Altbach, P. J., & Knight, J. (2007). The internationalisation of Higher Education: Motivations and Realities. Boston: Boston College- Center for International Higher Education.
Beerkens, E., Branderburg, U., Evers, N., Leichsenring, H. & Zimmermann, V. (2010). Indicator Projects on internationalisation – Approaches, Methods and Findings. A report in the context of the European project “Indicators for Mapping & Profiling internationalisation” (IMPI). European Commission.
De-Wit, H. (2010). internationalisation of higher education in Europe and its assessment, trends and issues. NVAOh
Knight, J. (2004). internationalisation Remodeled: Definition, Approaches, and Rationales. Journal of Studies in International Education, 8(1), 5-31.
Dr. Miri Yemini and Prof. Yossi Ben Artzi. 2012. Mind the Gap: Bologna Process Implementation in Israeli Higher Education System. Dapim. 55. (Hebrew).
Internationalization in Teacher-Training Institution (Pia-Maria Rabenstener)
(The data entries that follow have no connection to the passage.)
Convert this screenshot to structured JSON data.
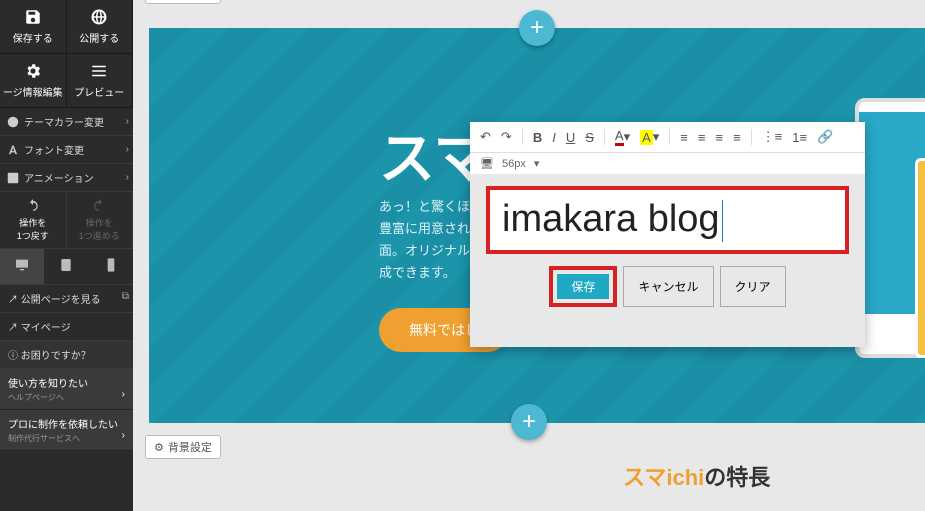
{
  "sidebar": {
    "save": "保存する",
    "publish": "公開する",
    "pageInfo": "ージ情報編集",
    "preview": "プレビュー",
    "themeColor": "テーマカラー変更",
    "font": "フォント変更",
    "animation": "アニメーション",
    "undo": {
      "label": "操作を",
      "sub": "1つ戻す"
    },
    "redo": {
      "label": "操作を",
      "sub": "1つ進める"
    },
    "viewPublic": "公開ページを見る",
    "mypage": "マイページ",
    "help": "お困りですか？",
    "howto": {
      "t1": "使い方を知りたい",
      "t2": "ヘルプページへ"
    },
    "pro": {
      "t1": "プロに制作を依頼したい",
      "t2": "制作代行サービスへ"
    }
  },
  "canvas": {
    "bgSetting": "背景設定",
    "heroTitlePartial": "スマi",
    "heroDesc1": "あっ！と驚くほど",
    "heroDesc2": "豊富に用意された",
    "heroDesc3": "面。オリジナルホ",
    "heroDesc4": "成できます。",
    "cta": "無料ではじ",
    "section2": {
      "part1": "スマichi",
      "part2": "の特長"
    }
  },
  "editor": {
    "toolbar": {
      "undo": "↶",
      "redo": "↷",
      "bold": "B",
      "italic": "I",
      "underline": "U",
      "strike": "S",
      "fontColor": "A",
      "bgColor": "A",
      "fontSizeLabel": "56px"
    },
    "text": "imakara blog",
    "save": "保存",
    "cancel": "キャンセル",
    "clear": "クリア"
  }
}
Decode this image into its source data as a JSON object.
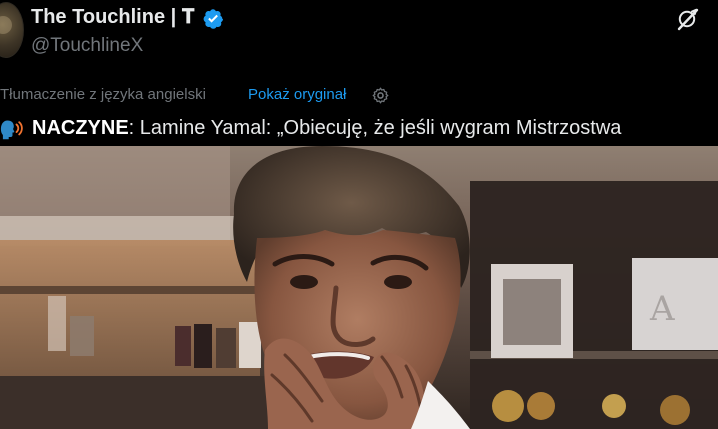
{
  "author": {
    "display_name": "The Touchline | 𝐓",
    "handle": "@TouchlineX",
    "verified": true,
    "verified_color": "#1d9bf0"
  },
  "translation": {
    "note": "Tłumaczenie z języka angielski",
    "show_original": "Pokaż oryginał",
    "link_color": "#1d9bf0"
  },
  "tweet": {
    "emoji": "🗣️",
    "tag": "NACZYNE",
    "text": ": Lamine Yamal: „Obiecuję, że jeśli wygram Mistrzostwa"
  },
  "media": {
    "type": "video-still",
    "description_icon": "player-photo"
  },
  "icons": {
    "verified": "verified-badge-icon",
    "grok": "grok-icon",
    "settings": "gear-icon",
    "speaking_head": "speaking-head-icon"
  },
  "colors": {
    "background": "#000000",
    "text_primary": "#e7e9ea",
    "text_secondary": "#71767b",
    "accent": "#1d9bf0"
  }
}
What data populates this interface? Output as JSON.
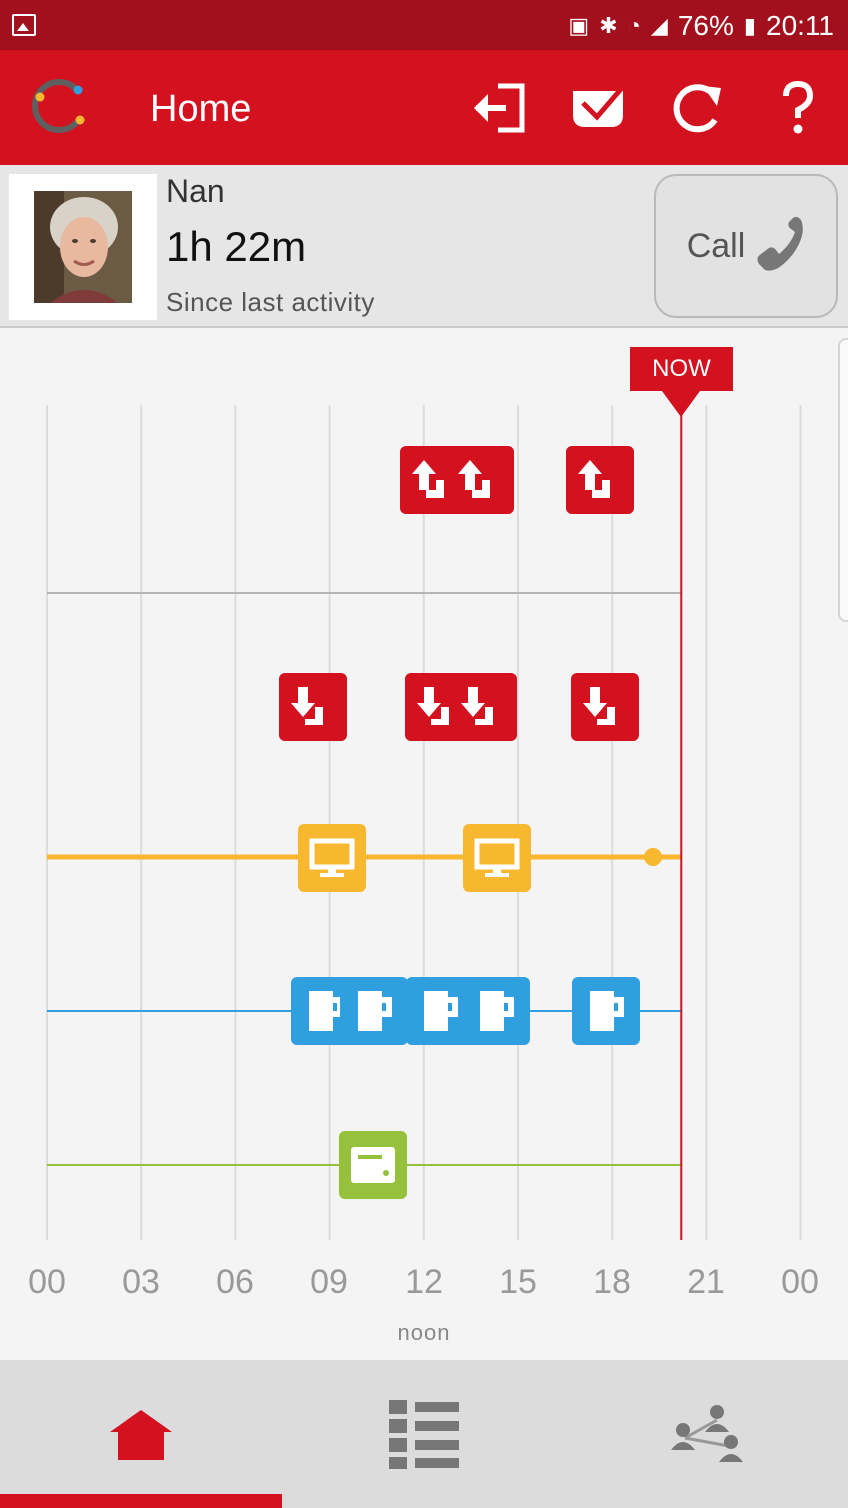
{
  "status_bar": {
    "battery": "76%",
    "time": "20:11"
  },
  "app_bar": {
    "title": "Home",
    "actions": [
      "logout-icon",
      "checkin-icon",
      "refresh-icon",
      "help-icon"
    ]
  },
  "contact": {
    "name": "Nan",
    "elapsed": "1h 22m",
    "elapsed_caption": "Since last activity",
    "call_label": "Call"
  },
  "timeline": {
    "now_label": "NOW",
    "now_hour": 20.2,
    "ticks": [
      "00",
      "03",
      "06",
      "09",
      "12",
      "15",
      "18",
      "21",
      "00"
    ],
    "noon_label": "noon",
    "colors": {
      "red": "#d4111f",
      "yellow": "#f7b830",
      "blue": "#2f9fe0",
      "green": "#96c13c",
      "grid": "#dcdcdc"
    },
    "lanes": [
      {
        "name": "up",
        "icon": "arrow-up-icon",
        "color": "red",
        "events_hours": [
          12.2,
          13.9,
          17.5
        ]
      },
      {
        "name": "down",
        "icon": "arrow-down-icon",
        "color": "red",
        "events_hours": [
          8.4,
          12.4,
          14.0,
          17.7
        ]
      },
      {
        "name": "tv",
        "icon": "tv-icon",
        "color": "yellow",
        "events_hours": [
          9.0,
          14.3
        ]
      },
      {
        "name": "kettle",
        "icon": "kettle-icon",
        "color": "blue",
        "events_hours": [
          8.3,
          10.0,
          12.4,
          14.3,
          17.6
        ]
      },
      {
        "name": "microwave",
        "icon": "microwave-icon",
        "color": "green",
        "events_hours": [
          10.4
        ]
      }
    ]
  },
  "bottom_nav": {
    "items": [
      "home-icon",
      "list-icon",
      "network-icon"
    ],
    "active": 0
  }
}
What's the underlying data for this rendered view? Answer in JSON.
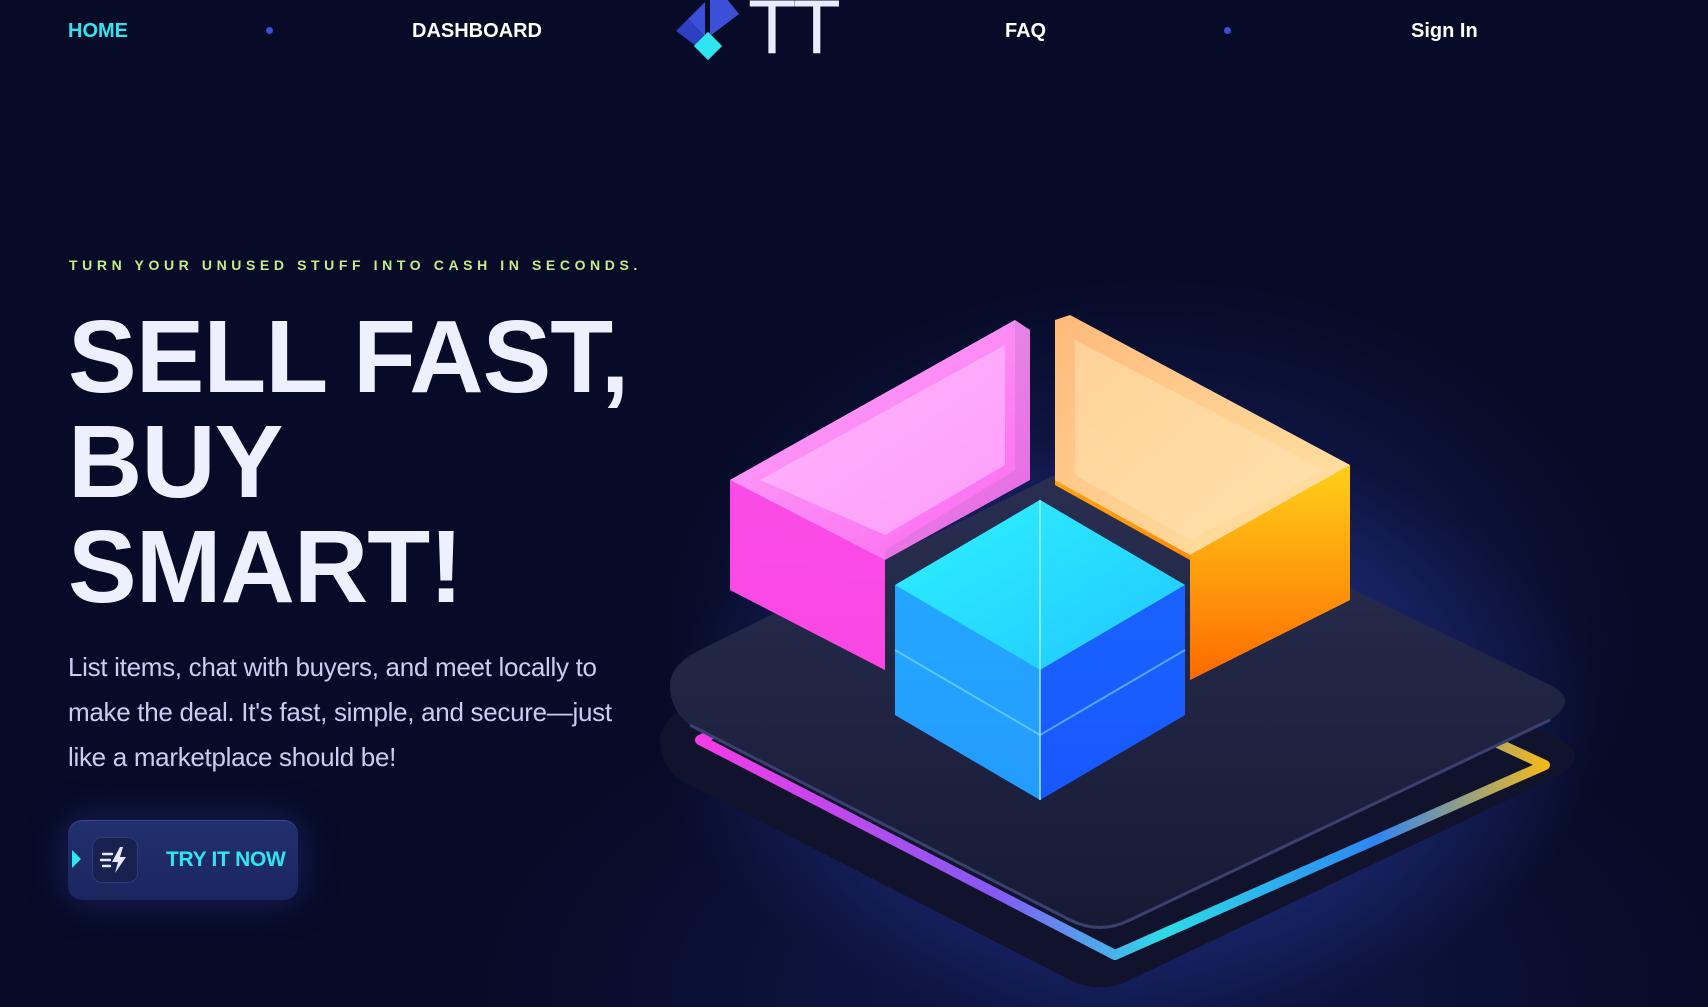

Problems and Challenges in Implementing Internationalization Strategy/A>(Marek Polak)

Research into Practice? How Can Research Make a ‘Difference’ in Internationalising Higher Education?(Sheila Trahar)

Implementing internationalisation processes for the 21st century (Uwe Brandenburg)